▸ **EXERCISE AIM**:
The listing below is to be copied exactly, with pictures excluded.

▸ **RECORDS FOR THIS EXERCISE**:
***

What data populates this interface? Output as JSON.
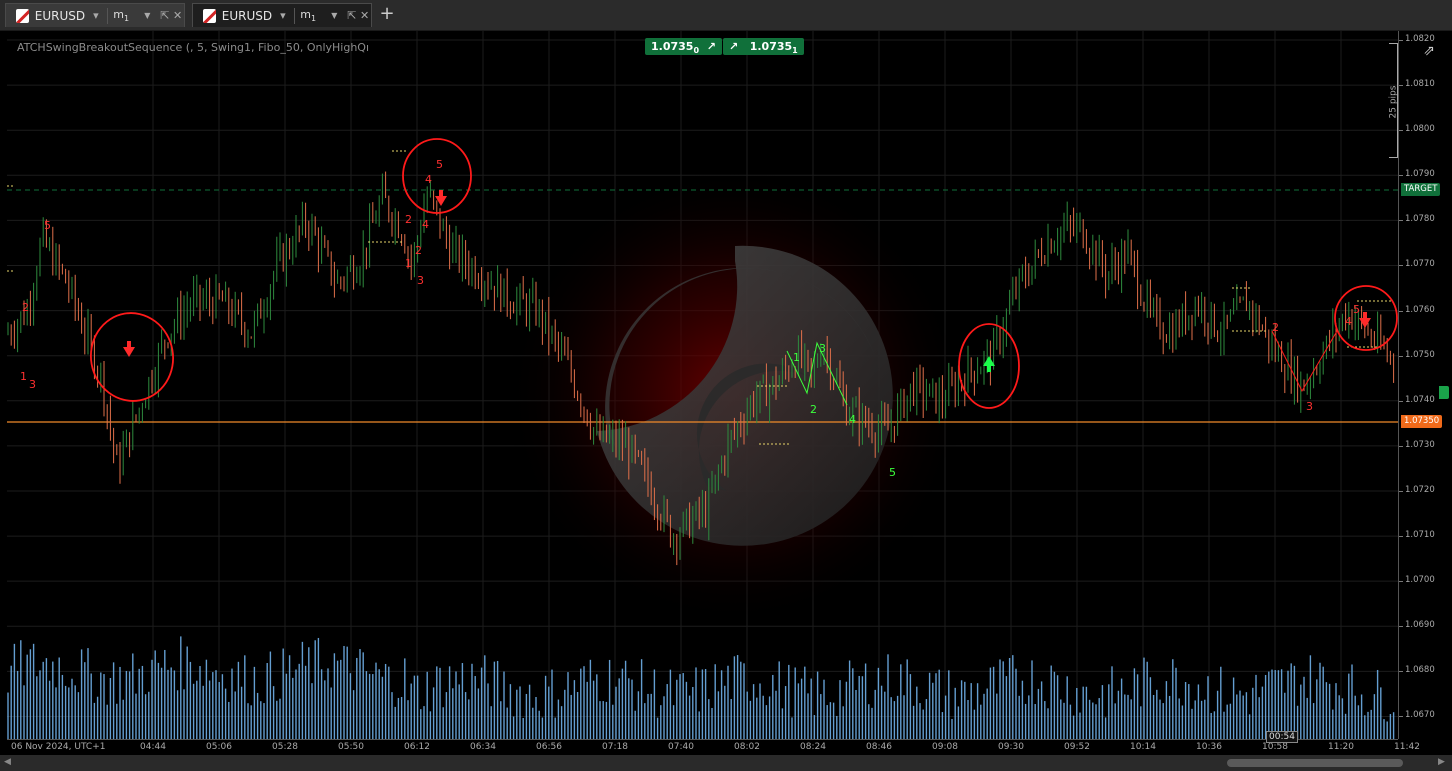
{
  "tabs": [
    {
      "symbol": "EURUSD",
      "timeframe": "m",
      "timeframe_sub": "1",
      "active": false
    },
    {
      "symbol": "EURUSD",
      "timeframe": "m",
      "timeframe_sub": "1",
      "active": true
    }
  ],
  "indicator_label": "ATCHSwingBreakoutSequence (, 5, Swing1, Fibo_50, OnlyHighQı",
  "bid": {
    "main": "1.0735",
    "sub": "0"
  },
  "ask": {
    "main": "1.0735",
    "sub": "1"
  },
  "pips_ruler": "25 pips",
  "target_label": "TARGET",
  "price_label": "1.07350",
  "timer": "00:54",
  "date_label": "06 Nov 2024, UTC+1",
  "price_ticks": [
    "1.0820",
    "1.0810",
    "1.0800",
    "1.0790",
    "1.0780",
    "1.0770",
    "1.0760",
    "1.0750",
    "1.0740",
    "1.0730",
    "1.0720",
    "1.0710",
    "1.0700",
    "1.0690",
    "1.0680",
    "1.0670"
  ],
  "time_ticks": [
    "04:44",
    "05:06",
    "05:28",
    "05:50",
    "06:12",
    "06:34",
    "06:56",
    "07:18",
    "07:40",
    "08:02",
    "08:24",
    "08:46",
    "09:08",
    "09:30",
    "09:52",
    "10:14",
    "10:36",
    "10:58",
    "11:20",
    "11:42"
  ],
  "colors": {
    "bull": "#2e8b3e",
    "bear": "#e0704a",
    "volume": "#6fb0e8",
    "target": "#10703a",
    "price_line": "#f08a2a",
    "annotation": "#ff1a1a",
    "swing_green": "#3cff3c"
  },
  "swing_labels_red": [
    "5",
    "2",
    "1",
    "3",
    "5",
    "4",
    "2",
    "4",
    "2",
    "1",
    "3",
    "2",
    "3",
    "4",
    "5"
  ],
  "swing_labels_green": [
    "1",
    "3",
    "2",
    "4",
    "5"
  ],
  "chart_data": {
    "type": "candlestick",
    "xlabel": "",
    "ylabel": "",
    "ylim": [
      1.0665,
      1.0822
    ],
    "target": 1.0786,
    "current_price": 1.0735,
    "key_points": [
      [
        0,
        1.0755
      ],
      [
        20,
        1.076
      ],
      [
        35,
        1.0776
      ],
      [
        60,
        1.0766
      ],
      [
        80,
        1.0754
      ],
      [
        95,
        1.0745
      ],
      [
        110,
        1.0725
      ],
      [
        135,
        1.074
      ],
      [
        160,
        1.0755
      ],
      [
        185,
        1.0762
      ],
      [
        215,
        1.0762
      ],
      [
        245,
        1.0755
      ],
      [
        270,
        1.077
      ],
      [
        300,
        1.078
      ],
      [
        330,
        1.0766
      ],
      [
        355,
        1.0772
      ],
      [
        375,
        1.0785
      ],
      [
        395,
        1.0778
      ],
      [
        405,
        1.077
      ],
      [
        420,
        1.0786
      ],
      [
        445,
        1.0773
      ],
      [
        475,
        1.0768
      ],
      [
        500,
        1.0763
      ],
      [
        530,
        1.076
      ],
      [
        560,
        1.0748
      ],
      [
        590,
        1.0732
      ],
      [
        620,
        1.073
      ],
      [
        645,
        1.072
      ],
      [
        665,
        1.071
      ],
      [
        700,
        1.0716
      ],
      [
        720,
        1.073
      ],
      [
        745,
        1.074
      ],
      [
        770,
        1.0744
      ],
      [
        790,
        1.075
      ],
      [
        805,
        1.0745
      ],
      [
        815,
        1.0753
      ],
      [
        840,
        1.0738
      ],
      [
        860,
        1.0735
      ],
      [
        880,
        1.0733
      ],
      [
        905,
        1.0743
      ],
      [
        935,
        1.074
      ],
      [
        960,
        1.0746
      ],
      [
        985,
        1.075
      ],
      [
        1010,
        1.0765
      ],
      [
        1040,
        1.0775
      ],
      [
        1055,
        1.0778
      ],
      [
        1075,
        1.0778
      ],
      [
        1100,
        1.0768
      ],
      [
        1120,
        1.0773
      ],
      [
        1145,
        1.0758
      ],
      [
        1165,
        1.0755
      ],
      [
        1190,
        1.0762
      ],
      [
        1215,
        1.0755
      ],
      [
        1240,
        1.0762
      ],
      [
        1265,
        1.0752
      ],
      [
        1295,
        1.0743
      ],
      [
        1320,
        1.0752
      ],
      [
        1340,
        1.076
      ],
      [
        1360,
        1.0755
      ],
      [
        1391,
        1.0748
      ]
    ]
  }
}
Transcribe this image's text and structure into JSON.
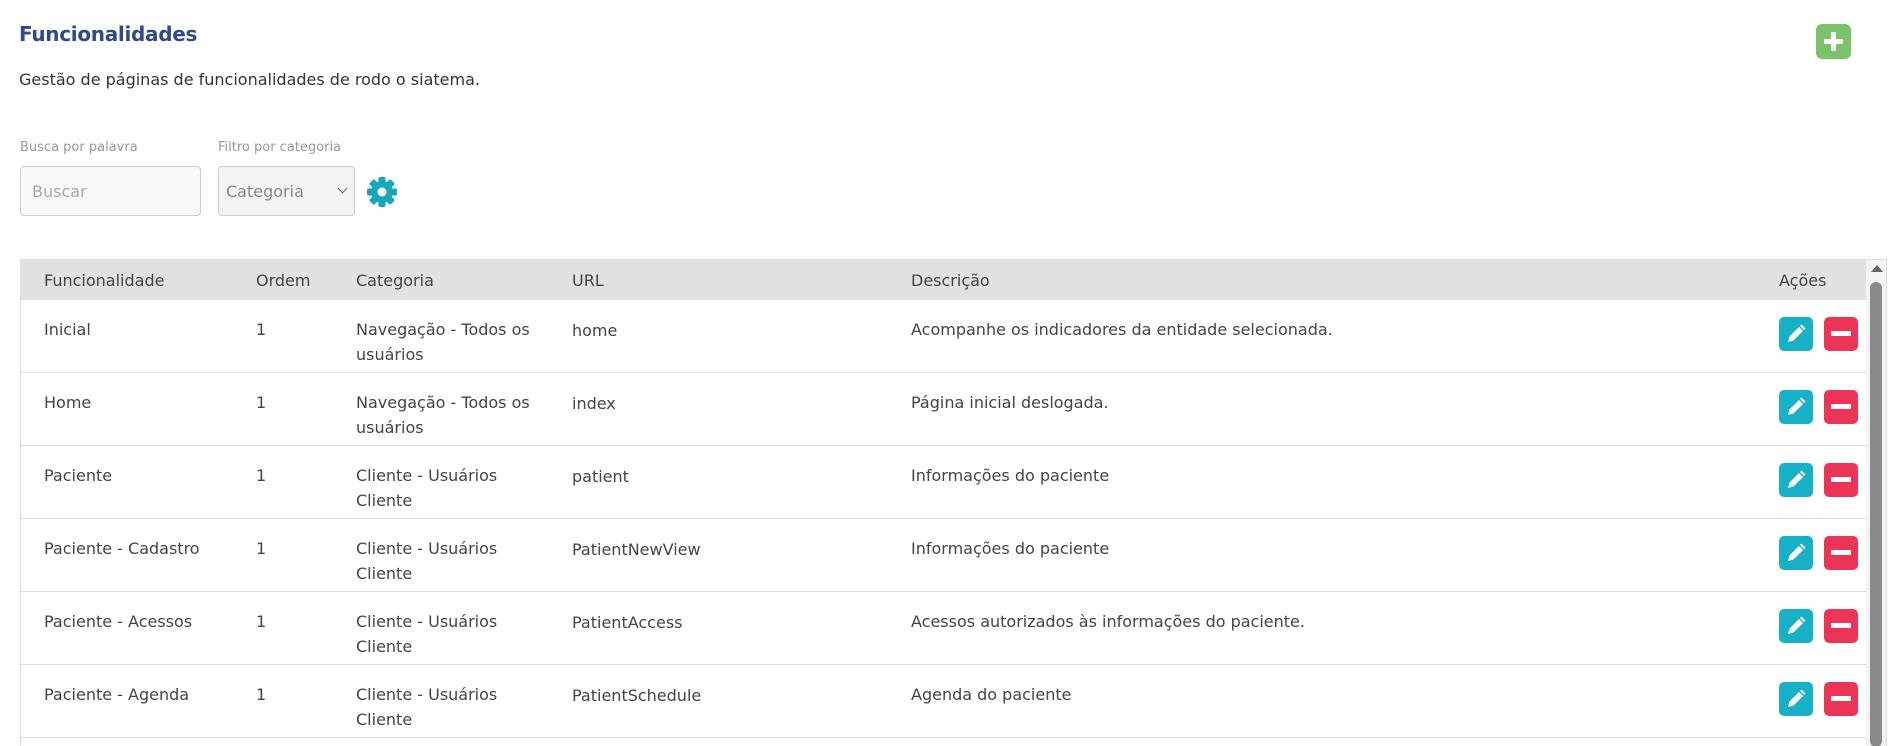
{
  "header": {
    "title": "Funcionalidades",
    "subtitle": "Gestão de páginas de funcionalidades de rodo o siatema."
  },
  "filters": {
    "search_label": "Busca por palavra",
    "search_placeholder": "Buscar",
    "search_value": "",
    "category_label": "Filtro por categoria",
    "category_selected": "Categoria"
  },
  "colors": {
    "title": "#2e4a8c",
    "add_button": "#7cc26a",
    "edit_button": "#17b0c6",
    "delete_button": "#ec3457",
    "gear": "#17a7bd"
  },
  "icons": {
    "add": "plus-icon",
    "settings": "gear-icon",
    "edit": "pencil-icon",
    "delete": "minus-icon"
  },
  "table": {
    "columns": [
      "Funcionalidade",
      "Ordem",
      "Categoria",
      "URL",
      "Descrição",
      "Ações"
    ],
    "rows": [
      {
        "funcionalidade": "Inicial",
        "ordem": "1",
        "categoria": "Navegação - Todos os usuários",
        "url": "home",
        "descricao": "Acompanhe os indicadores da entidade selecionada."
      },
      {
        "funcionalidade": "Home",
        "ordem": "1",
        "categoria": "Navegação - Todos os usuários",
        "url": "index",
        "descricao": "Página inicial deslogada."
      },
      {
        "funcionalidade": "Paciente",
        "ordem": "1",
        "categoria": "Cliente - Usuários Cliente",
        "url": "patient",
        "descricao": "Informações do paciente"
      },
      {
        "funcionalidade": "Paciente - Cadastro",
        "ordem": "1",
        "categoria": "Cliente - Usuários Cliente",
        "url": "PatientNewView",
        "descricao": "Informações do paciente"
      },
      {
        "funcionalidade": "Paciente - Acessos",
        "ordem": "1",
        "categoria": "Cliente - Usuários Cliente",
        "url": "PatientAccess",
        "descricao": "Acessos autorizados às informações do paciente."
      },
      {
        "funcionalidade": "Paciente - Agenda",
        "ordem": "1",
        "categoria": "Cliente - Usuários Cliente",
        "url": "PatientSchedule",
        "descricao": "Agenda do paciente"
      }
    ]
  }
}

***

▸ **EXERCISE OUTPUT**:
What data populates this interface? Output as JSON.
{
  "tabs": [
    {
      "symbol": "EURUSD",
      "timeframe": "m",
      "timeframe_sub": "1",
      "active": false
    },
    {
      "symbol": "EURUSD",
      "timeframe": "m",
      "timeframe_sub": "1",
      "active": true
    }
  ],
  "indicator_label": "ATCHSwingBreakoutSequence (, 5, Swing1, Fibo_50, OnlyHighQı",
  "bid": {
    "main": "1.0735",
    "sub": "0"
  },
  "ask": {
    "main": "1.0735",
    "sub": "1"
  },
  "pips_ruler": "25 pips",
  "target_label": "TARGET",
  "price_label": "1.07350",
  "timer": "00:54",
  "date_label": "06 Nov 2024, UTC+1",
  "price_ticks": [
    "1.0820",
    "1.0810",
    "1.0800",
    "1.0790",
    "1.0780",
    "1.0770",
    "1.0760",
    "1.0750",
    "1.0740",
    "1.0730",
    "1.0720",
    "1.0710",
    "1.0700",
    "1.0690",
    "1.0680",
    "1.0670"
  ],
  "time_ticks": [
    "04:44",
    "05:06",
    "05:28",
    "05:50",
    "06:12",
    "06:34",
    "06:56",
    "07:18",
    "07:40",
    "08:02",
    "08:24",
    "08:46",
    "09:08",
    "09:30",
    "09:52",
    "10:14",
    "10:36",
    "10:58",
    "11:20",
    "11:42"
  ],
  "colors": {
    "bull": "#2e8b3e",
    "bear": "#e0704a",
    "volume": "#6fb0e8",
    "target": "#10703a",
    "price_line": "#f08a2a",
    "annotation": "#ff1a1a",
    "swing_green": "#3cff3c"
  },
  "swing_labels_red": [
    "5",
    "2",
    "1",
    "3",
    "5",
    "4",
    "2",
    "4",
    "2",
    "1",
    "3",
    "2",
    "3",
    "4",
    "5"
  ],
  "swing_labels_green": [
    "1",
    "3",
    "2",
    "4",
    "5"
  ],
  "chart_data": {
    "type": "candlestick",
    "xlabel": "",
    "ylabel": "",
    "ylim": [
      1.0665,
      1.0822
    ],
    "target": 1.0786,
    "current_price": 1.0735,
    "key_points": [
      [
        0,
        1.0755
      ],
      [
        20,
        1.076
      ],
      [
        35,
        1.0776
      ],
      [
        60,
        1.0766
      ],
      [
        80,
        1.0754
      ],
      [
        95,
        1.0745
      ],
      [
        110,
        1.0725
      ],
      [
        135,
        1.074
      ],
      [
        160,
        1.0755
      ],
      [
        185,
        1.0762
      ],
      [
        215,
        1.0762
      ],
      [
        245,
        1.0755
      ],
      [
        270,
        1.077
      ],
      [
        300,
        1.078
      ],
      [
        330,
        1.0766
      ],
      [
        355,
        1.0772
      ],
      [
        375,
        1.0785
      ],
      [
        395,
        1.0778
      ],
      [
        405,
        1.077
      ],
      [
        420,
        1.0786
      ],
      [
        445,
        1.0773
      ],
      [
        475,
        1.0768
      ],
      [
        500,
        1.0763
      ],
      [
        530,
        1.076
      ],
      [
        560,
        1.0748
      ],
      [
        590,
        1.0732
      ],
      [
        620,
        1.073
      ],
      [
        645,
        1.072
      ],
      [
        665,
        1.071
      ],
      [
        700,
        1.0716
      ],
      [
        720,
        1.073
      ],
      [
        745,
        1.074
      ],
      [
        770,
        1.0744
      ],
      [
        790,
        1.075
      ],
      [
        805,
        1.0745
      ],
      [
        815,
        1.0753
      ],
      [
        840,
        1.0738
      ],
      [
        860,
        1.0735
      ],
      [
        880,
        1.0733
      ],
      [
        905,
        1.0743
      ],
      [
        935,
        1.074
      ],
      [
        960,
        1.0746
      ],
      [
        985,
        1.075
      ],
      [
        1010,
        1.0765
      ],
      [
        1040,
        1.0775
      ],
      [
        1055,
        1.0778
      ],
      [
        1075,
        1.0778
      ],
      [
        1100,
        1.0768
      ],
      [
        1120,
        1.0773
      ],
      [
        1145,
        1.0758
      ],
      [
        1165,
        1.0755
      ],
      [
        1190,
        1.0762
      ],
      [
        1215,
        1.0755
      ],
      [
        1240,
        1.0762
      ],
      [
        1265,
        1.0752
      ],
      [
        1295,
        1.0743
      ],
      [
        1320,
        1.0752
      ],
      [
        1340,
        1.076
      ],
      [
        1360,
        1.0755
      ],
      [
        1391,
        1.0748
      ]
    ]
  }
}
Transcribe this image's text and structure into JSON.
{
  "header": {
    "title": "Funcionalidades",
    "subtitle": "Gestão de páginas de funcionalidades de rodo o siatema."
  },
  "filters": {
    "search_label": "Busca por palavra",
    "search_placeholder": "Buscar",
    "search_value": "",
    "category_label": "Filtro por categoria",
    "category_selected": "Categoria"
  },
  "colors": {
    "title": "#2e4a8c",
    "add_button": "#7cc26a",
    "edit_button": "#17b0c6",
    "delete_button": "#ec3457",
    "gear": "#17a7bd"
  },
  "icons": {
    "add": "plus-icon",
    "settings": "gear-icon",
    "edit": "pencil-icon",
    "delete": "minus-icon"
  },
  "table": {
    "columns": [
      "Funcionalidade",
      "Ordem",
      "Categoria",
      "URL",
      "Descrição",
      "Ações"
    ],
    "rows": [
      {
        "funcionalidade": "Inicial",
        "ordem": "1",
        "categoria": "Navegação - Todos os usuários",
        "url": "home",
        "descricao": "Acompanhe os indicadores da entidade selecionada."
      },
      {
        "funcionalidade": "Home",
        "ordem": "1",
        "categoria": "Navegação - Todos os usuários",
        "url": "index",
        "descricao": "Página inicial deslogada."
      },
      {
        "funcionalidade": "Paciente",
        "ordem": "1",
        "categoria": "Cliente - Usuários Cliente",
        "url": "patient",
        "descricao": "Informações do paciente"
      },
      {
        "funcionalidade": "Paciente - Cadastro",
        "ordem": "1",
        "categoria": "Cliente - Usuários Cliente",
        "url": "PatientNewView",
        "descricao": "Informações do paciente"
      },
      {
        "funcionalidade": "Paciente - Acessos",
        "ordem": "1",
        "categoria": "Cliente - Usuários Cliente",
        "url": "PatientAccess",
        "descricao": "Acessos autorizados às informações do paciente."
      },
      {
        "funcionalidade": "Paciente - Agenda",
        "ordem": "1",
        "categoria": "Cliente - Usuários Cliente",
        "url": "PatientSchedule",
        "descricao": "Agenda do paciente"
      }
    ]
  }
}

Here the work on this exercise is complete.